> [ABOUT THIS EXERCISE] Where the word "special" occurs in a line of the listing, please copy the line.

===

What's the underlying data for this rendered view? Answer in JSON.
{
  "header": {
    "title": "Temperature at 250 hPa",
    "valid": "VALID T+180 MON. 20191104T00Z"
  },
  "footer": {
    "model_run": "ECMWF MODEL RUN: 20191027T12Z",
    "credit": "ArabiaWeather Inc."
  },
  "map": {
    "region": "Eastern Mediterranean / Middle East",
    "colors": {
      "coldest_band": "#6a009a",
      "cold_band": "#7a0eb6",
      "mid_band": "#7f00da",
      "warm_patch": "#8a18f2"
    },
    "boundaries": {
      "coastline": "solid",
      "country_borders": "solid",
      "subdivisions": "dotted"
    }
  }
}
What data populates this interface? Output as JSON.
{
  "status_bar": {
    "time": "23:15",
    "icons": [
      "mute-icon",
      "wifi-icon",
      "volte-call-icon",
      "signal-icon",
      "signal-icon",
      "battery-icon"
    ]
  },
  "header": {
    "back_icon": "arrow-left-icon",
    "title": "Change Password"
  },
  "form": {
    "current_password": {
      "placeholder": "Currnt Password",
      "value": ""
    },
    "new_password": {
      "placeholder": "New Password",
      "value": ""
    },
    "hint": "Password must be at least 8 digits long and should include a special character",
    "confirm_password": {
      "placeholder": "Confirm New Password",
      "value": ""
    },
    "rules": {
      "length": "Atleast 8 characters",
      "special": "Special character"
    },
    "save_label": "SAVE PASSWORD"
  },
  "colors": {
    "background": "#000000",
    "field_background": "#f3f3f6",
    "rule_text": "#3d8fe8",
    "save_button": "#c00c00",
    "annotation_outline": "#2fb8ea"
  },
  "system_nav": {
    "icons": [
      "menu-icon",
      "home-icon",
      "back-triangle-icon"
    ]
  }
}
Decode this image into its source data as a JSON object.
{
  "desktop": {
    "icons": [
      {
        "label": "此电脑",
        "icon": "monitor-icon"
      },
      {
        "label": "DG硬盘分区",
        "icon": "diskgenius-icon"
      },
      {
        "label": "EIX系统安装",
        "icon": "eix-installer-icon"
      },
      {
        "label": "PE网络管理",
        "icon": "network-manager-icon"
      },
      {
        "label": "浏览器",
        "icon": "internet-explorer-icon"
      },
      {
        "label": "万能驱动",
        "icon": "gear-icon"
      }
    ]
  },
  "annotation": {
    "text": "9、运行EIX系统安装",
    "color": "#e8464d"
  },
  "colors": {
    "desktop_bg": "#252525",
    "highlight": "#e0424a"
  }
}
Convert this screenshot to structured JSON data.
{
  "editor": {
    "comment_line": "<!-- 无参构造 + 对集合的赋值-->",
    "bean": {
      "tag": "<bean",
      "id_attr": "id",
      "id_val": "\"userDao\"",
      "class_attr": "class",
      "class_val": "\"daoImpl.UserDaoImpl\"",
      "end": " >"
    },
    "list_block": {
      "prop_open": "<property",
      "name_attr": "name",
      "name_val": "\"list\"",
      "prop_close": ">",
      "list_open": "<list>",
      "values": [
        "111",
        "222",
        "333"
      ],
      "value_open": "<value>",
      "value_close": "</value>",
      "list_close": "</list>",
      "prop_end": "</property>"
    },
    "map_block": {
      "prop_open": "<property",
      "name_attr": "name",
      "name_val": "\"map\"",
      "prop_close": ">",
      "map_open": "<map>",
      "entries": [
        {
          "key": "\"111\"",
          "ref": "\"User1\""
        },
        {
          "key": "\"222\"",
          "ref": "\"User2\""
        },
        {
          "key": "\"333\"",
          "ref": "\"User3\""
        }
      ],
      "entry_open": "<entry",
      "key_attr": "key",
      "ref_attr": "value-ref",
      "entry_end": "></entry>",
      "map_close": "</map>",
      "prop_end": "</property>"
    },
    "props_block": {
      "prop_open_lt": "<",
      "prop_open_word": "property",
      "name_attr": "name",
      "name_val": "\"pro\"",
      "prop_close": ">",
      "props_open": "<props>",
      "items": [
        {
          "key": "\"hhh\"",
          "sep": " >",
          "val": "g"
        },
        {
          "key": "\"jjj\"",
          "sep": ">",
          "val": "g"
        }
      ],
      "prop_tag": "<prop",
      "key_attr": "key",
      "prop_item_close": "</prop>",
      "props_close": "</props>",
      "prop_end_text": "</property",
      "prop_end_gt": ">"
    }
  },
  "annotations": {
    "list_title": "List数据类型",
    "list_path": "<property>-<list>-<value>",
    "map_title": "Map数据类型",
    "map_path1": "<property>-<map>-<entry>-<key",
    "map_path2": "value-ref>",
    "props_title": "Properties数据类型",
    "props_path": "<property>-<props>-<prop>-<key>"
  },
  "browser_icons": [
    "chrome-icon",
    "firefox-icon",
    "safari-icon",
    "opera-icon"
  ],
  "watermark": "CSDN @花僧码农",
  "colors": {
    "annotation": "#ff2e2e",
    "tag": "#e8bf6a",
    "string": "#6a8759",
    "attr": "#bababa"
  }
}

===

> [ANSWER]
    "hint": "Password must be at least 8 digits long and should include a special character",
      "special": "Special character"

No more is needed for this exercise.